#### Records supplied

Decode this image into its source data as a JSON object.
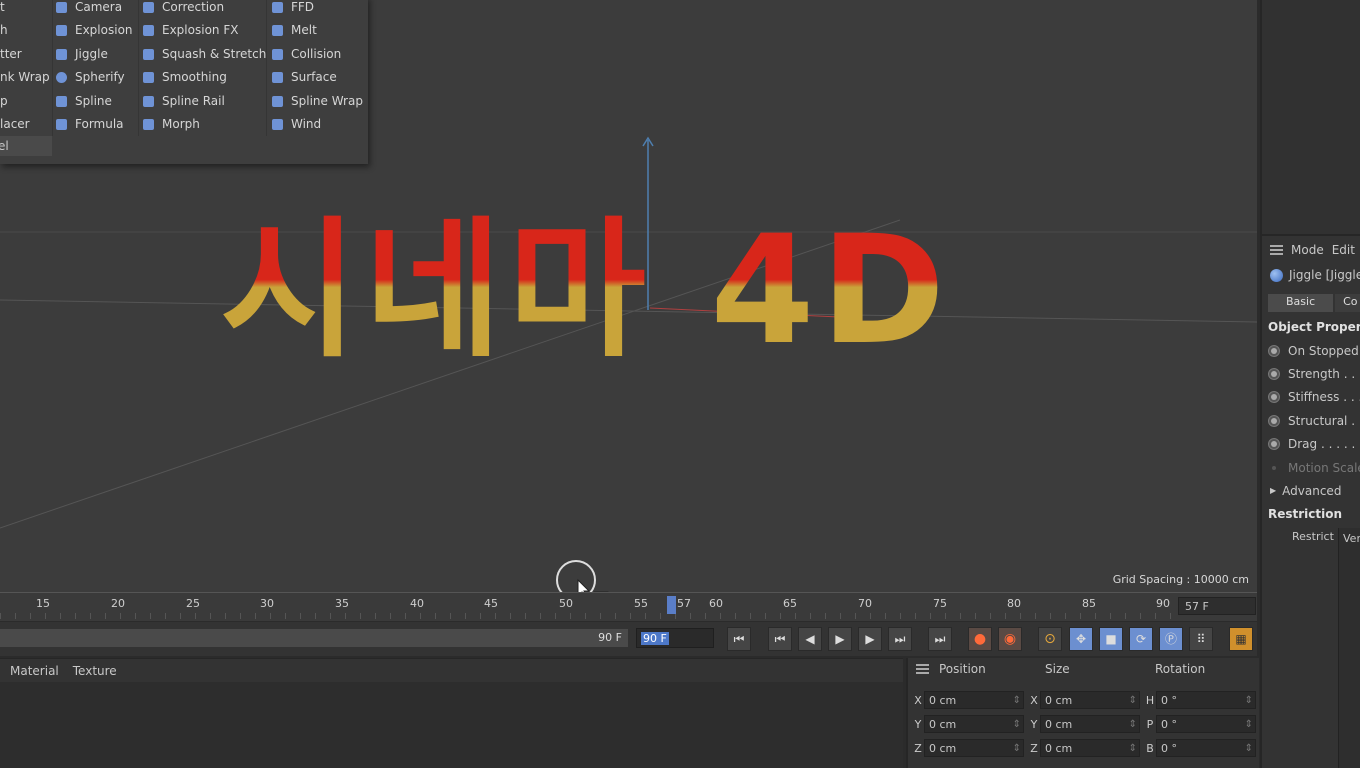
{
  "deformer_menu": {
    "col1": [
      "t",
      "h",
      "tter",
      "nk Wrap",
      "p",
      "lacer",
      "el"
    ],
    "col2": [
      "Camera",
      "Explosion",
      "Jiggle",
      "Spherify",
      "Spline",
      "Formula"
    ],
    "col3": [
      "Correction",
      "Explosion FX",
      "Squash & Stretch",
      "Smoothing",
      "Spline Rail",
      "Morph"
    ],
    "col4": [
      "FFD",
      "Melt",
      "Collision",
      "Surface",
      "Spline Wrap",
      "Wind"
    ]
  },
  "viewport": {
    "text_3d": "시네마 4D",
    "grid_spacing": "Grid Spacing : 10000 cm"
  },
  "attributes": {
    "menu": [
      "Mode",
      "Edit"
    ],
    "object_title": "Jiggle [Jiggle",
    "tabs": [
      "Basic",
      "Co"
    ],
    "section": "Object Properties",
    "props": [
      "On Stopped",
      "Strength . . .",
      "Stiffness . . .",
      "Structural . .",
      "Drag . . . . .",
      "Motion Scale"
    ],
    "advanced": "Advanced",
    "restriction": "Restriction",
    "restrict_label": "Restrict",
    "restrict_value": "Vert"
  },
  "timeline": {
    "labels": [
      "15",
      "20",
      "25",
      "30",
      "35",
      "40",
      "45",
      "50",
      "55",
      "57",
      "60",
      "65",
      "70",
      "75",
      "80",
      "85",
      "90"
    ],
    "current_frame_field": "57 F",
    "range_end": "90 F",
    "end_frame": "90 F"
  },
  "material_manager": {
    "tabs": [
      "Material",
      "Texture"
    ]
  },
  "coordinates": {
    "headers": [
      "Position",
      "Size",
      "Rotation"
    ],
    "rows": [
      {
        "p_label": "X",
        "p": "0 cm",
        "s_label": "X",
        "s": "0 cm",
        "r_label": "H",
        "r": "0 °"
      },
      {
        "p_label": "Y",
        "p": "0 cm",
        "s_label": "Y",
        "s": "0 cm",
        "r_label": "P",
        "r": "0 °"
      },
      {
        "p_label": "Z",
        "p": "0 cm",
        "s_label": "Z",
        "s": "0 cm",
        "r_label": "B",
        "r": "0 °"
      }
    ]
  }
}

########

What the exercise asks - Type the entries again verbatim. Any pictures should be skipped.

Answer to this exercise -
Decode this image into its source data as a JSON object.
{
  "deformer_menu": {
    "col1": [
      "t",
      "h",
      "tter",
      "nk Wrap",
      "p",
      "lacer",
      "el"
    ],
    "col2": [
      "Camera",
      "Explosion",
      "Jiggle",
      "Spherify",
      "Spline",
      "Formula"
    ],
    "col3": [
      "Correction",
      "Explosion FX",
      "Squash & Stretch",
      "Smoothing",
      "Spline Rail",
      "Morph"
    ],
    "col4": [
      "FFD",
      "Melt",
      "Collision",
      "Surface",
      "Spline Wrap",
      "Wind"
    ]
  },
  "viewport": {
    "text_3d": "시네마 4D",
    "grid_spacing": "Grid Spacing : 10000 cm"
  },
  "attributes": {
    "menu": [
      "Mode",
      "Edit"
    ],
    "object_title": "Jiggle [Jiggle",
    "tabs": [
      "Basic",
      "Co"
    ],
    "section": "Object Properties",
    "props": [
      "On Stopped",
      "Strength . . .",
      "Stiffness . . .",
      "Structural . .",
      "Drag . . . . .",
      "Motion Scale"
    ],
    "advanced": "Advanced",
    "restriction": "Restriction",
    "restrict_label": "Restrict",
    "restrict_value": "Vert"
  },
  "timeline": {
    "labels": [
      "15",
      "20",
      "25",
      "30",
      "35",
      "40",
      "45",
      "50",
      "55",
      "57",
      "60",
      "65",
      "70",
      "75",
      "80",
      "85",
      "90"
    ],
    "current_frame_field": "57 F",
    "range_end": "90 F",
    "end_frame": "90 F"
  },
  "material_manager": {
    "tabs": [
      "Material",
      "Texture"
    ]
  },
  "coordinates": {
    "headers": [
      "Position",
      "Size",
      "Rotation"
    ],
    "rows": [
      {
        "p_label": "X",
        "p": "0 cm",
        "s_label": "X",
        "s": "0 cm",
        "r_label": "H",
        "r": "0 °"
      },
      {
        "p_label": "Y",
        "p": "0 cm",
        "s_label": "Y",
        "s": "0 cm",
        "r_label": "P",
        "r": "0 °"
      },
      {
        "p_label": "Z",
        "p": "0 cm",
        "s_label": "Z",
        "s": "0 cm",
        "r_label": "B",
        "r": "0 °"
      }
    ]
  }
}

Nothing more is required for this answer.